Last updated: August 12th, 2016 by admin
It is quite surprising how many people really believe that fluency in a language is the main prerequisite for being a professional translator. Bilingualism is no doubt a great asset but there is more to a career as a professional translator than bilingualism.
1 Get a Translation Certificate
Getting certified proves that you have reached the required standard to be a translator. There are many universities who offer both degrees and programmes for certification as a qualified translator. The best certification in Australia is NAATI accreditation because it offers the accredited translator the opportunity to work on government translation projects.
2 Take a Language Test

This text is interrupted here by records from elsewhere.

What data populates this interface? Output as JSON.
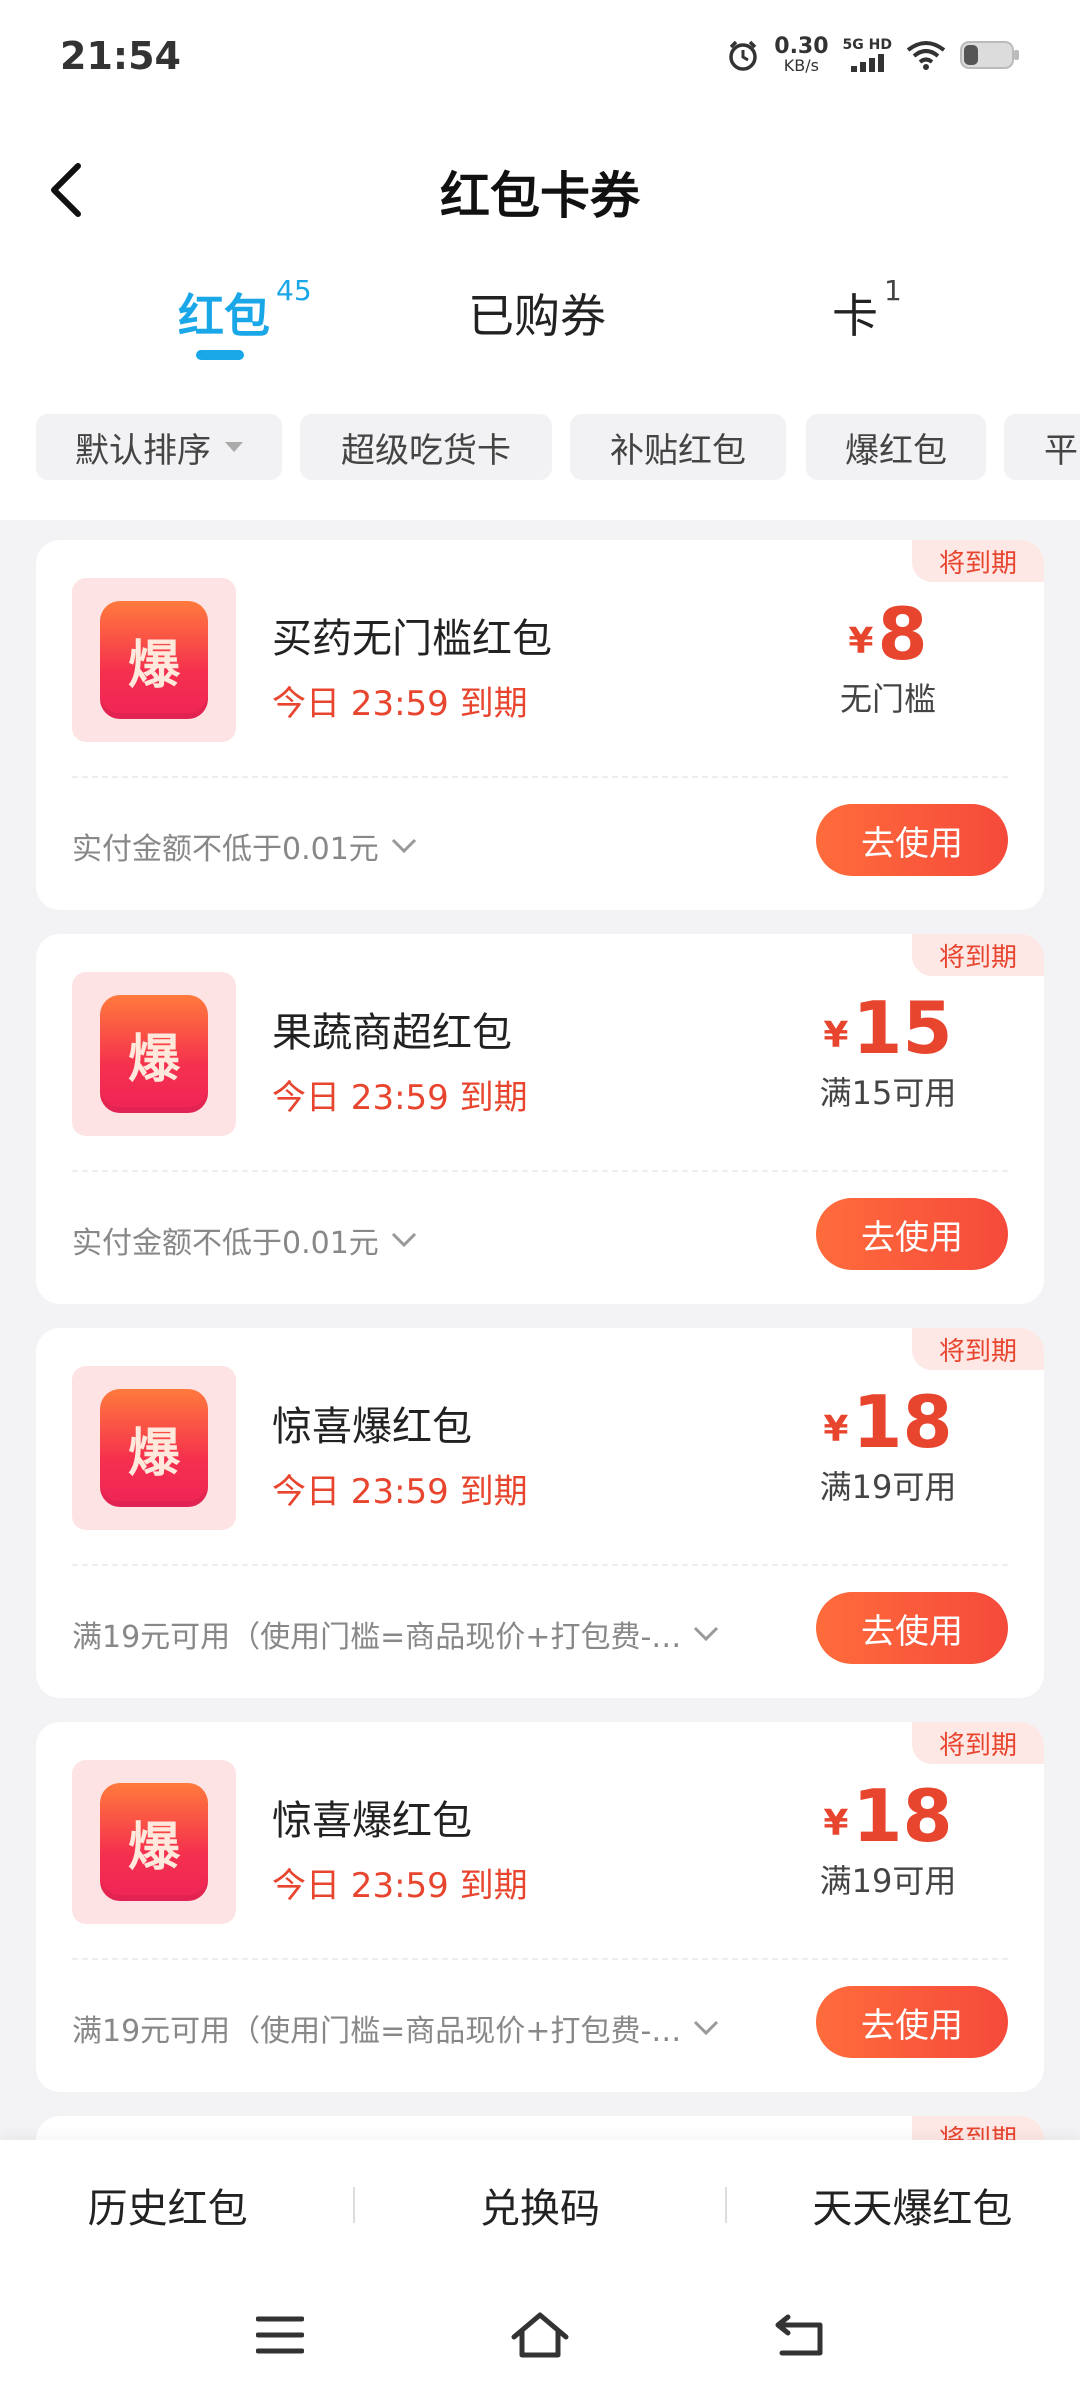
{
  "status_bar": {
    "time": "21:54",
    "speed_value": "0.30",
    "speed_unit": "KB/s",
    "network": "5G HD"
  },
  "header": {
    "title": "红包卡券"
  },
  "tabs": [
    {
      "label": "红包",
      "count": "45"
    },
    {
      "label": "已购券",
      "count": ""
    },
    {
      "label": "卡",
      "count": "1"
    }
  ],
  "filters": [
    {
      "label": "默认排序"
    },
    {
      "label": "超级吃货卡"
    },
    {
      "label": "补贴红包"
    },
    {
      "label": "爆红包"
    },
    {
      "label": "平"
    }
  ],
  "coupons": [
    {
      "badge": "将到期",
      "logo_char": "爆",
      "name": "买药无门槛红包",
      "expiry": "今日 23:59 到期",
      "currency": "¥",
      "amount": "8",
      "threshold": "无门槛",
      "rule": "实付金额不低于0.01元",
      "button": "去使用"
    },
    {
      "badge": "将到期",
      "logo_char": "爆",
      "name": "果蔬商超红包",
      "expiry": "今日 23:59 到期",
      "currency": "¥",
      "amount": "15",
      "threshold": "满15可用",
      "rule": "实付金额不低于0.01元",
      "button": "去使用"
    },
    {
      "badge": "将到期",
      "logo_char": "爆",
      "name": "惊喜爆红包",
      "expiry": "今日 23:59 到期",
      "currency": "¥",
      "amount": "18",
      "threshold": "满19可用",
      "rule": "满19元可用（使用门槛=商品现价+打包费-…",
      "button": "去使用"
    },
    {
      "badge": "将到期",
      "logo_char": "爆",
      "name": "惊喜爆红包",
      "expiry": "今日 23:59 到期",
      "currency": "¥",
      "amount": "18",
      "threshold": "满19可用",
      "rule": "满19元可用（使用门槛=商品现价+打包费-…",
      "button": "去使用"
    }
  ],
  "partial_card": {
    "badge": "将到期"
  },
  "bottom_bar": {
    "history": "历史红包",
    "redeem": "兑换码",
    "daily": "天天爆红包"
  },
  "colors": {
    "accent_blue": "#1aa7e8",
    "coupon_red": "#e8452f",
    "button_orange": "#f54a3b"
  }
}
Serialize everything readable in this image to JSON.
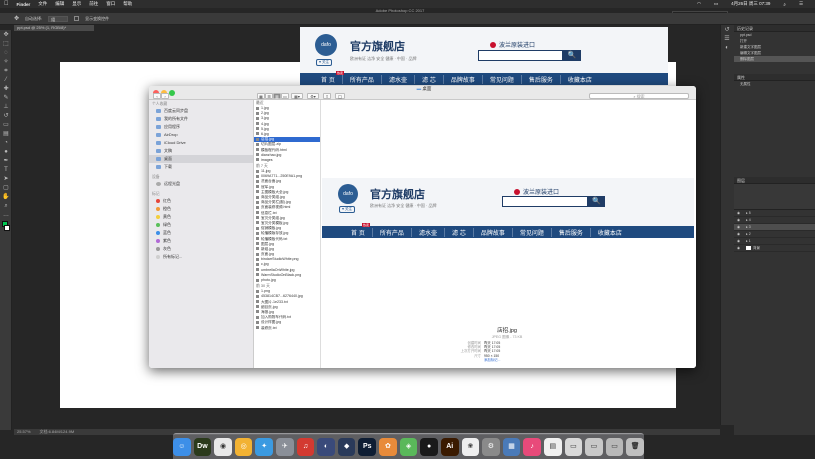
{
  "menubar": {
    "apple": "",
    "items": [
      "Finder",
      "文件",
      "编辑",
      "显示",
      "前往",
      "窗口",
      "帮助"
    ],
    "right_time": "4月26日 周三 07:39"
  },
  "ps_window_title": "Adobe Photoshop CC 2017",
  "tooltip": "预览此处就会变成切片",
  "options": {
    "mode_label": "自动选择:",
    "layer_select": "组",
    "transform_label": "显示变换控件"
  },
  "doc_tab": "ppt.psd @ 25% (1, RGB/8)*",
  "ps_status": {
    "zoom": "25.57%",
    "doc": "文档:6.84M/124.9M"
  },
  "history_panel": {
    "title": "历史记录",
    "items": [
      {
        "label": "ppt.psd",
        "selected": false
      },
      {
        "label": "打开",
        "selected": false
      },
      {
        "label": "新建文字图层",
        "selected": false
      },
      {
        "label": "编辑文字图层",
        "selected": false
      },
      {
        "label": "删除图层",
        "selected": true
      }
    ]
  },
  "props_panel": {
    "title": "属性",
    "sub": "无属性"
  },
  "layers_panel": {
    "title": "图层",
    "rows": [
      {
        "label": "5",
        "selected": false
      },
      {
        "label": "4",
        "selected": false
      },
      {
        "label": "3",
        "selected": true
      },
      {
        "label": "2",
        "selected": false
      },
      {
        "label": "1",
        "selected": false
      },
      {
        "label": "背景",
        "selected": false
      }
    ]
  },
  "web_header": {
    "logo_text": "dafo",
    "shop_name": "官方旗舰店",
    "shop_sub": "欧洲有证 洁净 安全 健康 · 中国 · 品牌",
    "follow": "♥ 关注",
    "origin": "波兰原装进口",
    "search_btn": "🔍",
    "badge": "热卖",
    "nav": [
      "首 页",
      "所有产品",
      "滤水壶",
      "滤 芯",
      "品牌故事",
      "常见问题",
      "售后服务",
      "收藏本店"
    ]
  },
  "finder": {
    "title": "桌面",
    "search_placeholder": "搜索",
    "sidebar": {
      "personal_header": "个人收藏",
      "personal": [
        {
          "label": "百度云同步盘",
          "selected": false
        },
        {
          "label": "我的所有文件",
          "selected": false
        },
        {
          "label": "应用程序",
          "selected": false
        },
        {
          "label": "AirDrop",
          "selected": false
        },
        {
          "label": "iCloud Drive",
          "selected": false
        },
        {
          "label": "文稿",
          "selected": false
        },
        {
          "label": "桌面",
          "selected": true
        },
        {
          "label": "下载",
          "selected": false
        }
      ],
      "devices_header": "设备",
      "devices": [
        "远程光盘"
      ],
      "tags_header": "标记",
      "tags": [
        {
          "label": "红色",
          "color": "#e5453a"
        },
        {
          "label": "橙色",
          "color": "#f19a38"
        },
        {
          "label": "黄色",
          "color": "#f3cf3d"
        },
        {
          "label": "绿色",
          "color": "#5ac05a"
        },
        {
          "label": "蓝色",
          "color": "#3d8fe8"
        },
        {
          "label": "紫色",
          "color": "#b16ad6"
        },
        {
          "label": "灰色",
          "color": "#9a9a9a"
        },
        {
          "label": "所有标记...",
          "color": "#cfcfcf"
        }
      ]
    },
    "list": {
      "header_recent": "最近",
      "recent": [
        {
          "label": "1.jpg",
          "selected": false
        },
        {
          "label": "2.jpg",
          "selected": false
        },
        {
          "label": "3.jpg",
          "selected": false
        },
        {
          "label": "4.jpg",
          "selected": false
        },
        {
          "label": "5.jpg",
          "selected": false
        },
        {
          "label": "6.jpg",
          "selected": false
        },
        {
          "label": "店招.jpg",
          "selected": true
        },
        {
          "label": "切片图层.zip",
          "selected": false
        },
        {
          "label": "模板程代码.html",
          "selected": false
        },
        {
          "label": "dianzhao.jpg",
          "selected": false
        },
        {
          "label": "images",
          "selected": false
        }
      ],
      "header_7days": "前 7 天",
      "days7": [
        "11.jpg",
        "0069A771...250E9A1.png",
        "洗面台面.jpg",
        "冠军.jpg",
        "主图模板大全.jpg",
        "商品分类组.jpg",
        "商品分类栏(副).jpg",
        "页面装修视频.html",
        "信息栏.txt",
        "宝贝分类组.jpg",
        "宝贝分类模板.jpg",
        "促销模板.jpg",
        "轮播模版存放.jpg",
        "轮播模板代码.txt",
        "图层.jpg",
        "新组.jpg",
        "页面.jpg",
        "bindarrStudioWhite.png",
        "c.jpg",
        "umbrellaOnWhite.jpg",
        "WarmStudioOnBlack.png",
        "photo.jpg"
      ],
      "header_30days": "前 30 天",
      "days30": [
        "1.png",
        "453814CB7...6276440.jpg",
        "大图片-1e233.txt",
        "细目页.jpg",
        "海报.jpg",
        "加入购物车代码.txt",
        "设计样图.jpg",
        "装修页.txt"
      ]
    },
    "preview": {
      "filename": "店招.jpg",
      "kind": "JPEG 图像 - 73 KB",
      "rows": [
        {
          "k": "创建时间",
          "v": "昨天 17:05"
        },
        {
          "k": "修改时间",
          "v": "昨天 17:05"
        },
        {
          "k": "上次打开时间",
          "v": "昨天 17:05"
        },
        {
          "k": "尺寸",
          "v": "950 × 150"
        }
      ],
      "add_tags": "添加标记..."
    }
  },
  "dock": [
    {
      "name": "finder",
      "label": "☺",
      "color": "#3d8fe8"
    },
    {
      "name": "dreamweaver",
      "label": "Dw",
      "color": "#2b3a1c"
    },
    {
      "name": "chrome",
      "label": "◉",
      "color": "#e8e8e8"
    },
    {
      "name": "baidu",
      "label": "◎",
      "color": "#f2b233"
    },
    {
      "name": "safari",
      "label": "✦",
      "color": "#3b9ae1"
    },
    {
      "name": "launchpad",
      "label": "✈",
      "color": "#8a8f98"
    },
    {
      "name": "netease",
      "label": "♫",
      "color": "#d33a31"
    },
    {
      "name": "cinema",
      "label": "◐",
      "color": "#3a4a7a"
    },
    {
      "name": "sketch",
      "label": "◆",
      "color": "#2a3a5a"
    },
    {
      "name": "photoshop",
      "label": "Ps",
      "color": "#0e1d33"
    },
    {
      "name": "color",
      "label": "✿",
      "color": "#e88b3a"
    },
    {
      "name": "maps",
      "label": "◈",
      "color": "#5ab85a"
    },
    {
      "name": "qq",
      "label": "●",
      "color": "#1a1a1a"
    },
    {
      "name": "illustrator",
      "label": "Ai",
      "color": "#3a1a00"
    },
    {
      "name": "photos",
      "label": "❀",
      "color": "#eeeeee"
    },
    {
      "name": "settings",
      "label": "⚙",
      "color": "#8a8a8a"
    },
    {
      "name": "preview",
      "label": "▦",
      "color": "#4a7ab8"
    },
    {
      "name": "music",
      "label": "♪",
      "color": "#e84a7a"
    },
    {
      "name": "calendar",
      "label": "▤",
      "color": "#f0f0f0"
    },
    {
      "name": "docs",
      "label": "▭",
      "color": "#d8d8d8"
    },
    {
      "name": "files",
      "label": "▭",
      "color": "#c8c8c8"
    },
    {
      "name": "files2",
      "label": "▭",
      "color": "#b8b8b8"
    },
    {
      "name": "trash",
      "label": "🗑",
      "color": "#bfbfbf"
    }
  ]
}
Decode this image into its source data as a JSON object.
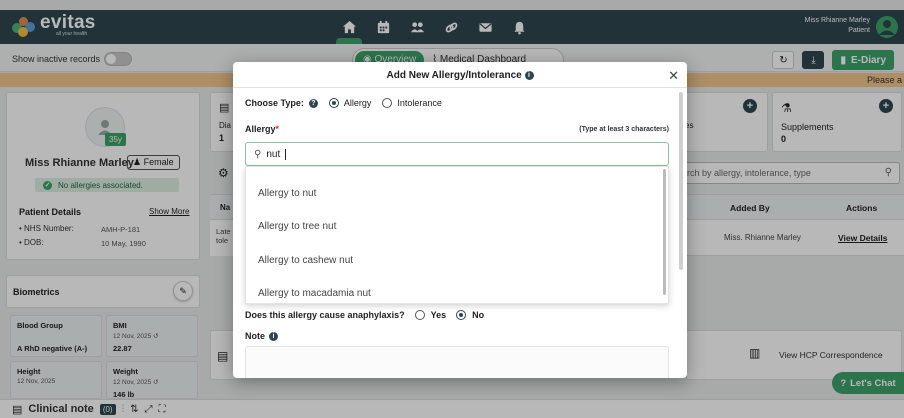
{
  "header": {
    "brand": "evitas",
    "tagline": "all your health",
    "user_name": "Miss Rhianne Marley",
    "user_role": "Patient"
  },
  "toolbar": {
    "show_inactive": "Show inactive records",
    "tabs": [
      "Overview",
      "Medical Dashboard"
    ],
    "ediary": "E-Diary"
  },
  "banner": {
    "text": "Please a"
  },
  "profile": {
    "age": "35y",
    "name": "Miss Rhianne Marley",
    "gender": "Female",
    "allergy_status": "No allergies associated.",
    "details_title": "Patient Details",
    "show_more": "Show More",
    "nhs_label": "NHS Number:",
    "nhs_value": "AMH-P-181",
    "dob_label": "DOB:",
    "dob_value": "10 May, 1990"
  },
  "biometrics": {
    "title": "Biometrics",
    "cells": [
      {
        "label": "Blood Group",
        "date": "",
        "value": "A RhD negative (A-)"
      },
      {
        "label": "BMI",
        "date": "12 Nov, 2025",
        "value": "22.87"
      },
      {
        "label": "Height",
        "date": "12 Nov, 2025",
        "value": ""
      },
      {
        "label": "Weight",
        "date": "12 Nov, 2025",
        "value": "146 lb"
      }
    ]
  },
  "background": {
    "card_left_partial": "Dia",
    "card_left_count": "1",
    "card_mid_partial": "es",
    "supplements_label": "Supplements",
    "supplements_count": "0",
    "search_placeholder": "rch by allergy, intolerance, type",
    "table_col_partial": "Na",
    "col_added_by": "Added By",
    "col_actions": "Actions",
    "row_partial_1": "Late",
    "row_partial_2": "tole",
    "row_added_by": "Miss. Rhianne Marley",
    "row_action": "View Details",
    "hcp_label": "View HCP Correspondence",
    "chat_label": "Let's Chat",
    "clinical_note": "Clinical note",
    "clinical_count": "(0)"
  },
  "modal": {
    "title": "Add New Allergy/Intolerance",
    "choose_type_label": "Choose Type:",
    "type_options": [
      "Allergy",
      "Intolerance"
    ],
    "allergy_label": "Allergy",
    "required_mark": "*",
    "hint": "(Type at least 3 characters)",
    "search_value": "nut",
    "suggestions": [
      "Allergy to nut",
      "Allergy to tree nut",
      "Allergy to cashew nut",
      "Allergy to macadamia nut"
    ],
    "anaphylaxis_question": "Does this allergy cause anaphylaxis?",
    "anaphylaxis_options": [
      "Yes",
      "No"
    ],
    "note_label": "Note"
  }
}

You may be surprised to know that proving your competency in your second language is both important to clients seeking translation services and companies seeking competent translators. There are many tests available that can test your ability in your second language and will add weight to your resume.
3 Build Up Experience
Gaining experience is next on the agenda. Everyone has to start somewhere. To be a good NAATI translator the more hands on experience you get the better. If you are currently a student, offer your services as a translator in your language pair, even if you don’t ask for too much pay in the first place. You can use your translated examples to add to your portfolio which you can present as evidence of your competence to any potential clients.
4 Market Your Skills
Once you have accumulated experience you are now ready to fast track these new skills by marketing yourself to those organisations that commonly seek translators in the course of their daily work. This includes hospitals, police stations, government organisations and translation providers. The best place to showcase your translation achievements is through your own website where you can add work samples, testimonials from satisfied clients and your translation rates.
5 Learning Never Stops
You may have started your professional translation services career translating any document that comes along and someone is prepared to pay for translating it. There is a time when you may feel you are not getting just compensation for your efforts. You can now start to specialize by concentrating on the more lucrative translation areas such as legal or medical translations. You can also spend some time updating your knowledge on such tools as translation memory software. There is some more learning involved, especially in relation to glossaries and terminology.